|International Classification||H01B7/02, H01B17/60, C08K3/22, H01B7/17, H02K3/40, H01B3/30|
|Cooperative Classification||Y10T428/31721, Y10T428/31725, Y10T442/2475, Y10T428/31609, Y10T428/31786, Y10T428/2958, H01B3/30, Y10T428/2947, C08K3/22, Y10T428/2949, Y10T428/257, Y10T428/256|
|European Classification||C08K3/22, H01B3/30|
|Mar 21, 1988||AS||Assignment|

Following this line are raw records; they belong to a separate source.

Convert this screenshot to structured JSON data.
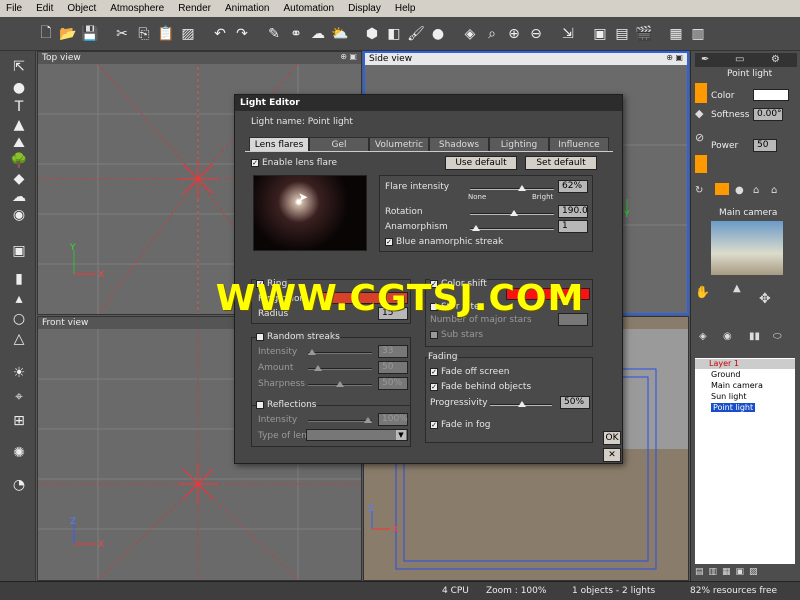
{
  "menu": [
    "File",
    "Edit",
    "Object",
    "Atmosphere",
    "Render",
    "Animation",
    "Automation",
    "Display",
    "Help"
  ],
  "viewports": {
    "top": "Top view",
    "side": "Side view",
    "front": "Front view"
  },
  "axes": {
    "x": "X",
    "y": "Y",
    "z": "Z"
  },
  "right_panel": {
    "title": "Point light",
    "color_label": "Color",
    "softness_label": "Softness",
    "softness_value": "0.00°",
    "power_label": "Power",
    "power_value": "50",
    "camera_title": "Main camera",
    "layers": [
      "Layer 1",
      "Ground",
      "Main camera",
      "Sun light",
      "Point light"
    ]
  },
  "status": {
    "cpu": "4 CPU",
    "zoom": "Zoom : 100%",
    "objects": "1 objects - 2 lights",
    "resources": "82% resources free"
  },
  "dialog": {
    "title": "Light Editor",
    "light_name": "Light name: Point light",
    "tabs": [
      "Lens flares",
      "Gel",
      "Volumetric",
      "Shadows",
      "Lighting",
      "Influence"
    ],
    "enable_lens_flare": "Enable lens flare",
    "use_default": "Use default",
    "set_default": "Set default",
    "flare_intensity": "Flare intensity",
    "flare_intensity_value": "62%",
    "none": "None",
    "bright": "Bright",
    "rotation": "Rotation",
    "rotation_value": "190.0",
    "anamorphism": "Anamorphism",
    "anamorphism_value": "1",
    "blue_streak": "Blue anamorphic streak",
    "ring": "Ring",
    "ring_color": "Ring color",
    "radius": "Radius",
    "radius_value": "15",
    "color_shift": "Color shift",
    "star_filter": "Star filter",
    "major_stars": "Number of major stars",
    "sub_stars": "Sub stars",
    "random_streaks": "Random streaks",
    "intensity": "Intensity",
    "intensity_value": "33",
    "amount": "Amount",
    "amount_value": "50",
    "sharpness": "Sharpness",
    "sharpness_value": "50%",
    "fading": "Fading",
    "fade_off_screen": "Fade off screen",
    "fade_behind": "Fade behind objects",
    "progressivity": "Progressivity",
    "progressivity_value": "50%",
    "fade_in_fog": "Fade in fog",
    "reflections": "Reflections",
    "refl_intensity": "Intensity",
    "refl_intensity_value": "100%",
    "type_of_lens": "Type of lens",
    "ok": "OK",
    "close": "✕"
  },
  "watermark": "WWW.CGTSJ.COM",
  "colors": {
    "ring": "#d8402a",
    "color_shift": "#ff1010",
    "accent": "#ff9900"
  }
}
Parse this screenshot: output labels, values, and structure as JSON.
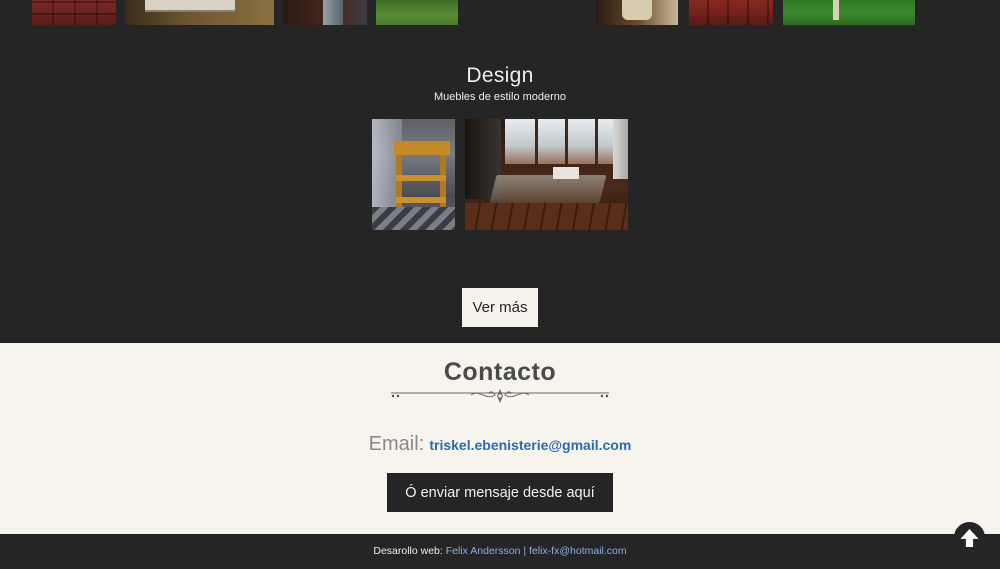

Owner name: ASEA BROWN BOVERI AB, VASTERAS, SWEDEN, A SWEDISH
Free format text: ASSIGNMENT OF ASSIGNORS INTEREST.;ASSIGNORS:HJORTSBERG, ARNE;HOLMSTROM, GORAN;JOHANSSON, LENNART;AND OTHERS;REEL/FRAME:004866/0364;SIGNING DATES FROM 19880224 TO 19880225
Owner name: ASEA BROWN BOVERI AB,SWEDEN
Free format text: ASSIGNMENT OF ASSIGNORS INTEREST;ASSIGNORS:HJORTSBERG, ARNE;HOLMSTROM, GORAN;JOHANSSON, LENNART;ANDOTHERS;SIGNING DATES FROM 19880224 TO 19880225;REEL/FRAME:004866/0364
|Jun 6, 1995||REMI||Maintenance fee reminder mailed|
|Jul 17, 1995||FPAY||Fee payment|
Year of fee payment: 4
|Jul 17, 1995||SULP||Surcharge for late payment|
|Apr 19, 1999||FPAY||Fee payment|
Year of fee payment: 8
|Oct 29, 2003||LAPS||Lapse for failure to pay maintenance fees|
|Dec 23, 2003||FP||Expired due to failure to pay maintenance fee|
Effective date: 20031029